Stored items from a collection

* * * *

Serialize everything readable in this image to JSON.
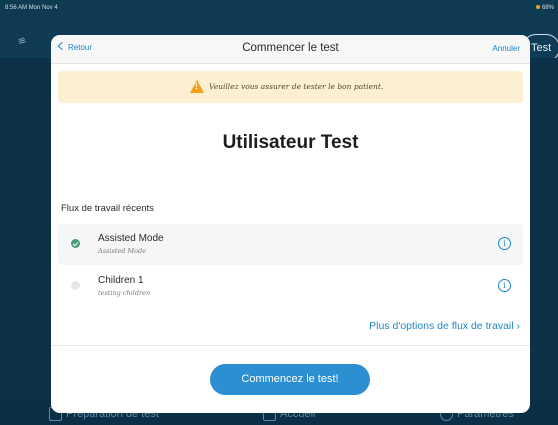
{
  "status_bar": {
    "time": "8:56 AM  Mon Nov 4",
    "battery": "68%"
  },
  "background": {
    "test_button": "Test"
  },
  "tab_bar": {
    "items": [
      {
        "label": "Préparation de test",
        "icon": "clipboard-icon"
      },
      {
        "label": "Accueil",
        "icon": "home-icon"
      },
      {
        "label": "Paramètres",
        "icon": "gear-icon"
      }
    ]
  },
  "modal": {
    "back_label": "Retour",
    "title": "Commencer le test",
    "cancel_label": "Annuler",
    "warning": "Veuillez vous assurer de tester le bon patient.",
    "user_name": "Utilisateur Test",
    "section_title": "Flux de travail récents",
    "workflows": [
      {
        "title": "Assisted Mode",
        "subtitle": "Assisted Mode",
        "selected": true
      },
      {
        "title": "Children 1",
        "subtitle": "testing children",
        "selected": false
      }
    ],
    "more_options": "Plus d'options de flux de travail ›",
    "start_button": "Commencez le test!"
  },
  "colors": {
    "accent": "#1f86c8",
    "button": "#2b8fd1",
    "warning_bg": "#fcefd2",
    "selected": "#4b9a7a",
    "background": "#0e3a52"
  }
}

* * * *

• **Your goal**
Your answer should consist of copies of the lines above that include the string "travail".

• **Output for this exercise**
    "section_title": "Flux de travail récents",
    "more_options": "Plus d'options de flux de travail ›",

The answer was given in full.